The Sequester Simplified
The Budget Control Act of 2011 (or the Sequester) was signed into law on August 2, 2011 by the President. It was the President’s idea and Congress voted for it. It was a product of negotiating to end the debt crisis at that time. The law was supposed to kick in on January 1, 2013 but the can was kicked down the road to March 1(this Friday).
The law calls for budget cuts straight across the board in increments over a span of 10 years. Every department will be affected, but people receiving Federal assistance will not be affected immediately if at all. $44 billion dollars in cuts will, if another deal is not made by March 1, be taken for 2013. Obviously, 44 billion dollars is a drop in the bucket compared to what is spent by the Government in one year.

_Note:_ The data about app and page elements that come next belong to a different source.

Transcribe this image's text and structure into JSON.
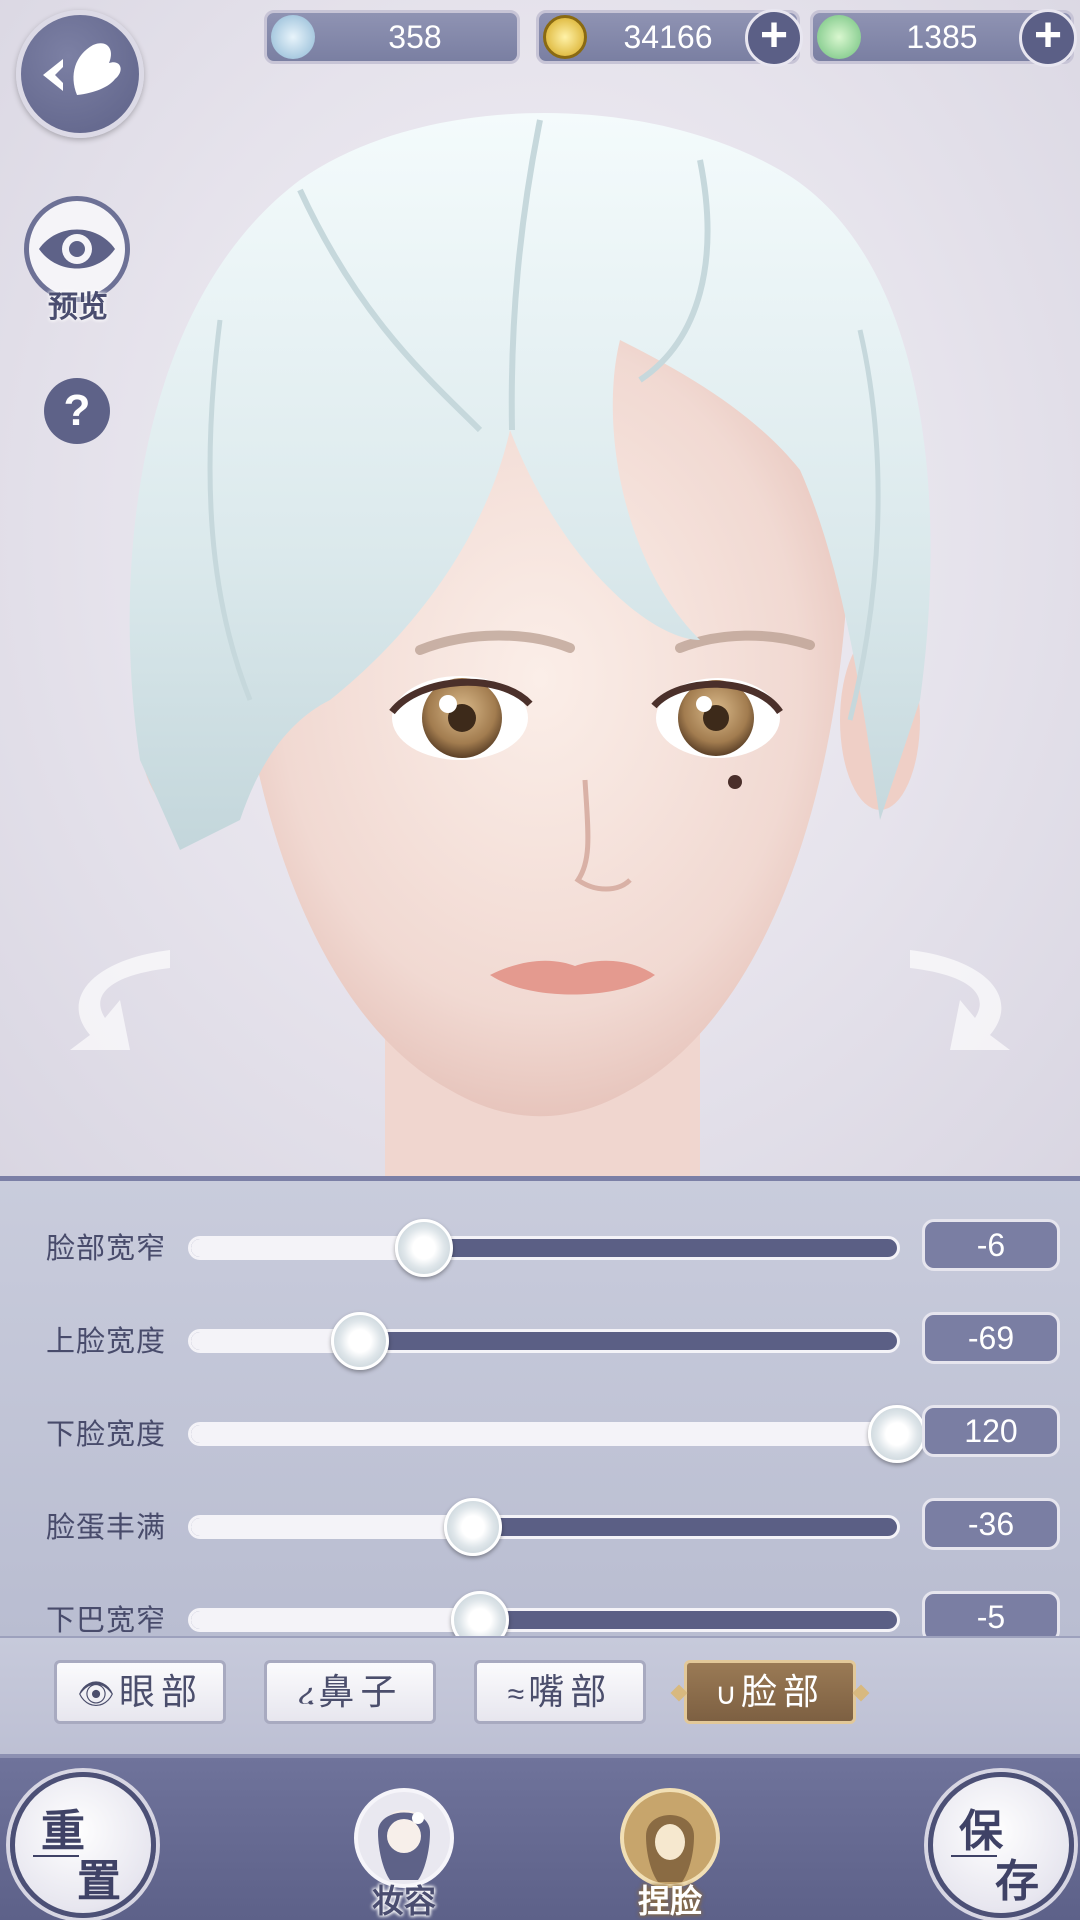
{
  "currencies": [
    {
      "value": "358",
      "icon": "feather-token-icon",
      "has_plus": false
    },
    {
      "value": "34166",
      "icon": "gold-coin-icon",
      "has_plus": true
    },
    {
      "value": "1385",
      "icon": "jade-token-icon",
      "has_plus": true
    }
  ],
  "left_controls": {
    "preview_label": "预览",
    "help_symbol": "?"
  },
  "sliders": [
    {
      "label": "脸部宽窄",
      "value": "-6",
      "level": 0.33
    },
    {
      "label": "上脸宽度",
      "value": "-69",
      "level": 0.24
    },
    {
      "label": "下脸宽度",
      "value": "120",
      "level": 1.0
    },
    {
      "label": "脸蛋丰满",
      "value": "-36",
      "level": 0.4
    },
    {
      "label": "下巴宽窄",
      "value": "-5",
      "level": 0.41
    }
  ],
  "tabs": [
    {
      "glyph": "👁",
      "label": "眼部",
      "active": false
    },
    {
      "glyph": "ረ",
      "label": "鼻子",
      "active": false
    },
    {
      "glyph": "≈",
      "label": "嘴部",
      "active": false
    },
    {
      "glyph": "∪",
      "label": "脸部",
      "active": true
    }
  ],
  "bottom": {
    "reset": {
      "c1": "重",
      "c2": "置"
    },
    "save": {
      "c1": "保",
      "c2": "存"
    },
    "makeup_label": "妆容",
    "face_label": "捏脸"
  },
  "colors": {
    "panel_accent": "#5b5f85",
    "active_tab": "#8a6b48",
    "value_box": "#7a7ea3"
  }
}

Interestingly, we will actually spend 15 billion dollars more, than the 3.7 trillion dollars spent last year, in 2013.
Layoffs of intelligence contractors by the Department of Defense began in 2010 and will continue until they reach the Administration’s requested 15 percent. This is also part of the Sequester, but known since 2010.

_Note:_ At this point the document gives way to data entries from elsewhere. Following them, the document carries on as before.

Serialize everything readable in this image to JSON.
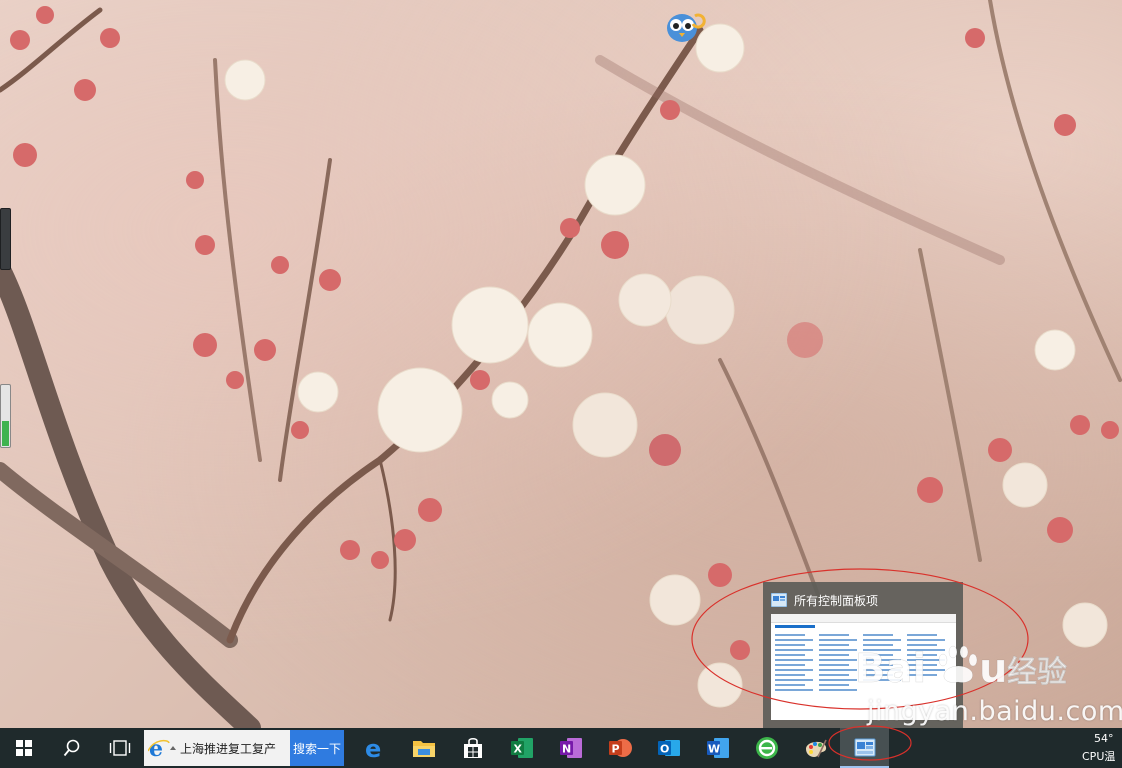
{
  "desktop": {
    "mascot_icon": "cartoon-bird-icon"
  },
  "side_gadgets": {
    "level": 0.4
  },
  "taskbar_preview": {
    "title": "所有控制面板项",
    "icon": "control-panel-icon"
  },
  "watermark": {
    "url": "jingyan.baidu.com"
  },
  "taskbar": {
    "start_icon": "windows-start-icon",
    "search_icon": "search-icon",
    "task_view_icon": "task-view-icon",
    "search_box": {
      "icon": "ie-icon",
      "text": "上海推进复工复产",
      "button": "搜索一下"
    },
    "apps": [
      {
        "name": "edge",
        "icon": "edge-icon"
      },
      {
        "name": "file-explorer",
        "icon": "folder-icon"
      },
      {
        "name": "store",
        "icon": "store-icon"
      },
      {
        "name": "excel",
        "icon": "excel-icon"
      },
      {
        "name": "onenote",
        "icon": "onenote-icon"
      },
      {
        "name": "powerpoint",
        "icon": "powerpoint-icon"
      },
      {
        "name": "outlook",
        "icon": "outlook-icon"
      },
      {
        "name": "word",
        "icon": "word-icon"
      },
      {
        "name": "360-browser",
        "icon": "browser-360-icon"
      },
      {
        "name": "paint",
        "icon": "paint-icon"
      },
      {
        "name": "control-panel",
        "icon": "control-panel-icon",
        "active": true
      }
    ],
    "tray": {
      "temperature": "54°",
      "cpu_label": "CPU温"
    }
  },
  "colors": {
    "taskbar_bg": "#1f2a2c",
    "search_button": "#2f7be0",
    "annotation_red": "#d9312b"
  }
}
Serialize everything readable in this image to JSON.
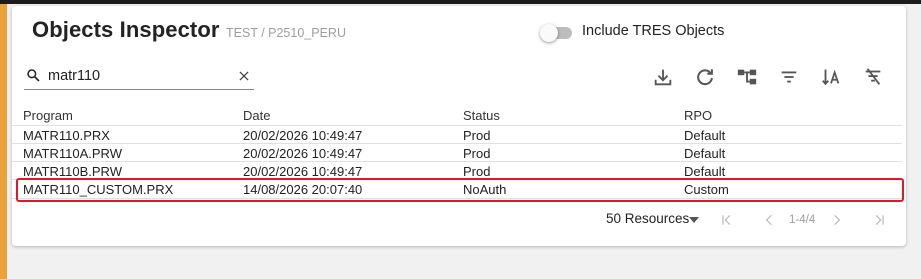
{
  "header": {
    "title": "Objects Inspector",
    "breadcrumb": "TEST / P2510_PERU",
    "toggle_label": "Include TRES Objects",
    "toggle_on": false
  },
  "search": {
    "value": "matr110",
    "placeholder": ""
  },
  "toolbar": {
    "icons": [
      "download-icon",
      "refresh-icon",
      "hierarchy-icon",
      "filter-icon",
      "sort-alpha-icon",
      "clear-filter-icon"
    ]
  },
  "table": {
    "columns": [
      "Program",
      "Date",
      "Status",
      "RPO"
    ],
    "rows": [
      [
        "MATR110.PRX",
        "20/02/2026 10:49:47",
        "Prod",
        "Default"
      ],
      [
        "MATR110A.PRW",
        "20/02/2026 10:49:47",
        "Prod",
        "Default"
      ],
      [
        "MATR110B.PRW",
        "20/02/2026 10:49:47",
        "Prod",
        "Default"
      ],
      [
        "MATR110_CUSTOM.PRX",
        "14/08/2026 20:07:40",
        "NoAuth",
        "Custom"
      ]
    ],
    "highlighted_row": 3
  },
  "pagination": {
    "page_size_label": "50 Resources",
    "range_label": "1-4/4"
  },
  "colors": {
    "accent": "#e8a33b",
    "highlight": "#e1182a"
  }
}
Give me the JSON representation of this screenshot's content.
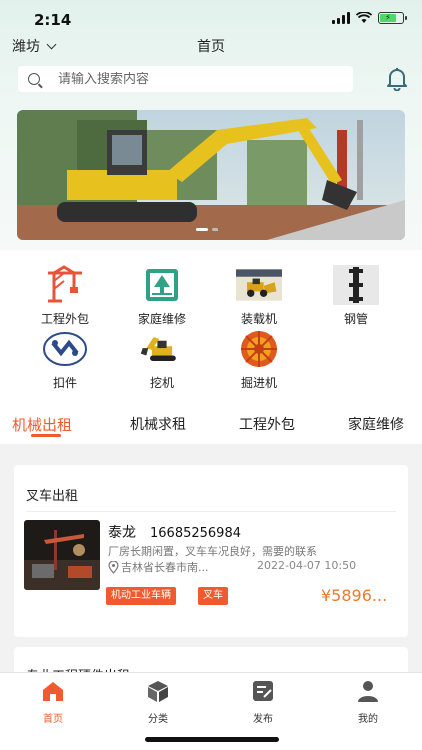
{
  "status": {
    "time": "2:14"
  },
  "nav": {
    "city": "潍坊",
    "title": "首页"
  },
  "search": {
    "placeholder": "请输入搜索内容"
  },
  "categories": [
    {
      "label": "工程外包",
      "icon": "crane-icon"
    },
    {
      "label": "家庭维修",
      "icon": "house-picture-icon"
    },
    {
      "label": "装载机",
      "icon": "loader-icon"
    },
    {
      "label": "钢管",
      "icon": "steel-pipe-icon"
    },
    {
      "label": "扣件",
      "icon": "fastener-icon"
    },
    {
      "label": "挖机",
      "icon": "excavator-icon"
    },
    {
      "label": "掘进机",
      "icon": "tunnel-boring-machine-icon"
    }
  ],
  "tabs": [
    {
      "label": "机械出租",
      "active": true
    },
    {
      "label": "机械求租",
      "active": false
    },
    {
      "label": "工程外包",
      "active": false
    },
    {
      "label": "家庭维修",
      "active": false
    }
  ],
  "listing": {
    "section_title": "叉车出租",
    "name": "泰龙",
    "phone": "16685256984",
    "description": "厂房长期闲置，叉车车况良好，需要的联系",
    "location": "吉林省长春市南...",
    "date": "2022-04-07 10:50",
    "tags": [
      "机动工业车辆",
      "叉车"
    ],
    "price": "¥5896..."
  },
  "next_section": {
    "title": "专业工程硬件出租"
  },
  "tabbar": [
    {
      "label": "首页",
      "icon": "home-icon",
      "active": true
    },
    {
      "label": "分类",
      "icon": "category-box-icon",
      "active": false
    },
    {
      "label": "发布",
      "icon": "publish-icon",
      "active": false
    },
    {
      "label": "我的",
      "icon": "user-icon",
      "active": false
    }
  ],
  "colors": {
    "accent": "#ef5b2e",
    "price": "#ef7a2e",
    "header_bg": "#e2f1ec"
  }
}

Each Federal employee will be required to take one day, unpaid, off due to the Sequester. Some layoffs in various areas will be made, but again, these will be over time. Fast fact: the unemployment rate for the public sector (Federal employees) is much lower than the private sector (those of us that work for private businesses). This will make things a little more “in line.”
This Washington made crisis, and the other debt crises we continue to have, are due to both the President and Congress not having passed a budget since 2008. Amazingly, this Country has not one but three departments that oversee this Country’s finances (the GAO, CBO and Office of Management and Budget), yet we haven’t drawn up a budget? Just sayin.’
There has been a great deal of “fear-mongering”, however, the Country will not collapse or see any major impacts from the Sequester since it is a ten year cut. There will continue to be more Washington created crises, as they have another debt ceiling increase to negotiate.
A personal note: all of this could be avoided if Washington would simply pass a budget. They refuse to do so. It’s childish!